## [INSTRUCTIONS TO FOLLOW]
Copy the data below exactly, but not the pictures it contains.

--- DATA SHOWN ---

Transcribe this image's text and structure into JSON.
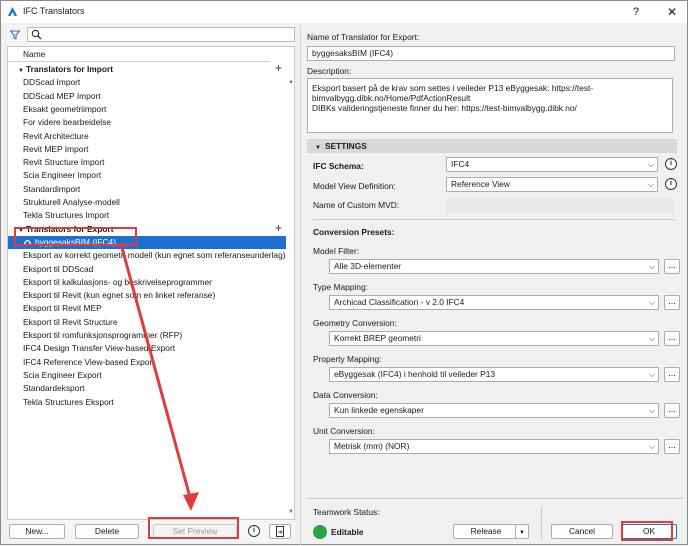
{
  "window": {
    "title": "IFC Translators",
    "help": "?",
    "close": "✕"
  },
  "left": {
    "column_header": "Name",
    "import_group": "Translators for Import",
    "import_items": [
      "DDScad Import",
      "DDScad MEP Import",
      "Eksakt geometriimport",
      "For videre bearbeidelse",
      "Revit Architecture",
      "Revit MEP Import",
      "Revit Structure Import",
      "Scia Engineer Import",
      "Standardimport",
      "Strukturell Analyse-modell",
      "Tekla Structures Import"
    ],
    "export_group": "Translators for Export",
    "export_items": [
      "byggesaksBIM (IFC4)",
      "Eksport av korrekt geometri modell (kun egnet som referanseunderlag)",
      "Eksport til DDScad",
      "Eksport til kalkulasjons- og beskrivelseprogrammer",
      "Eksport til Revit (kun egnet som en linket referanse)",
      "Eksport til Revit MEP",
      "Eksport til Revit Structure",
      "Eksport til romfunksjonsprogrammer (RFP)",
      "IFC4 Design Transfer View-based Export",
      "IFC4 Reference View-based Export",
      "Scia Engineer Export",
      "Standardeksport",
      "Tekla Structures Eksport"
    ],
    "buttons": {
      "new": "New...",
      "delete": "Delete",
      "set_preview": "Set Preview"
    }
  },
  "right": {
    "name_label": "Name of Translator for Export:",
    "name_value": "byggesaksBIM (IFC4)",
    "desc_label": "Description:",
    "desc_value": "Eksport basert på de krav som settes i veileder P13 eByggesak: https://test-\nbimvalbygg.dibk.no/Home/PdfActionResult\nDIBKs valideringstjeneste finner du her: https://test-bimvalbygg.dibk.no/",
    "settings": "SETTINGS",
    "ifc_schema_label": "IFC Schema:",
    "ifc_schema_value": "IFC4",
    "mvd_label": "Model View Definition:",
    "mvd_value": "Reference View",
    "custom_mvd_label": "Name of Custom MVD:",
    "presets_label": "Conversion Presets:",
    "model_filter_label": "Model Filter:",
    "model_filter_value": "Alle 3D-elementer",
    "type_mapping_label": "Type Mapping:",
    "type_mapping_value": "Archicad Classification - v 2.0 IFC4",
    "geometry_label": "Geometry Conversion:",
    "geometry_value": "Korrekt BREP geometri",
    "property_label": "Property Mapping:",
    "property_value": "eByggesak (IFC4) i henhold til veileder P13",
    "data_label": "Data Conversion:",
    "data_value": "Kun linkede egenskaper",
    "unit_label": "Unit Conversion:",
    "unit_value": "Metrisk (mm) (NOR)",
    "teamwork_label": "Teamwork Status:",
    "teamwork_value": "Editable",
    "release": "Release",
    "cancel": "Cancel",
    "ok": "OK",
    "dots": "...",
    "info": "i"
  }
}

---

## [FINAL ANSWER]
Transcribe this image's text and structure into JSON.
{
  "window": {
    "title": "IFC Translators",
    "help": "?",
    "close": "✕"
  },
  "left": {
    "column_header": "Name",
    "import_group": "Translators for Import",
    "import_items": [
      "DDScad Import",
      "DDScad MEP Import",
      "Eksakt geometriimport",
      "For videre bearbeidelse",
      "Revit Architecture",
      "Revit MEP Import",
      "Revit Structure Import",
      "Scia Engineer Import",
      "Standardimport",
      "Strukturell Analyse-modell",
      "Tekla Structures Import"
    ],
    "export_group": "Translators for Export",
    "export_items": [
      "byggesaksBIM (IFC4)",
      "Eksport av korrekt geometri modell (kun egnet som referanseunderlag)",
      "Eksport til DDScad",
      "Eksport til kalkulasjons- og beskrivelseprogrammer",
      "Eksport til Revit (kun egnet som en linket referanse)",
      "Eksport til Revit MEP",
      "Eksport til Revit Structure",
      "Eksport til romfunksjonsprogrammer (RFP)",
      "IFC4 Design Transfer View-based Export",
      "IFC4 Reference View-based Export",
      "Scia Engineer Export",
      "Standardeksport",
      "Tekla Structures Eksport"
    ],
    "buttons": {
      "new": "New...",
      "delete": "Delete",
      "set_preview": "Set Preview"
    }
  },
  "right": {
    "name_label": "Name of Translator for Export:",
    "name_value": "byggesaksBIM (IFC4)",
    "desc_label": "Description:",
    "desc_value": "Eksport basert på de krav som settes i veileder P13 eByggesak: https://test-\nbimvalbygg.dibk.no/Home/PdfActionResult\nDIBKs valideringstjeneste finner du her: https://test-bimvalbygg.dibk.no/",
    "settings": "SETTINGS",
    "ifc_schema_label": "IFC Schema:",
    "ifc_schema_value": "IFC4",
    "mvd_label": "Model View Definition:",
    "mvd_value": "Reference View",
    "custom_mvd_label": "Name of Custom MVD:",
    "presets_label": "Conversion Presets:",
    "model_filter_label": "Model Filter:",
    "model_filter_value": "Alle 3D-elementer",
    "type_mapping_label": "Type Mapping:",
    "type_mapping_value": "Archicad Classification - v 2.0 IFC4",
    "geometry_label": "Geometry Conversion:",
    "geometry_value": "Korrekt BREP geometri",
    "property_label": "Property Mapping:",
    "property_value": "eByggesak (IFC4) i henhold til veileder P13",
    "data_label": "Data Conversion:",
    "data_value": "Kun linkede egenskaper",
    "unit_label": "Unit Conversion:",
    "unit_value": "Metrisk (mm) (NOR)",
    "teamwork_label": "Teamwork Status:",
    "teamwork_value": "Editable",
    "release": "Release",
    "cancel": "Cancel",
    "ok": "OK",
    "dots": "...",
    "info": "i"
  }
}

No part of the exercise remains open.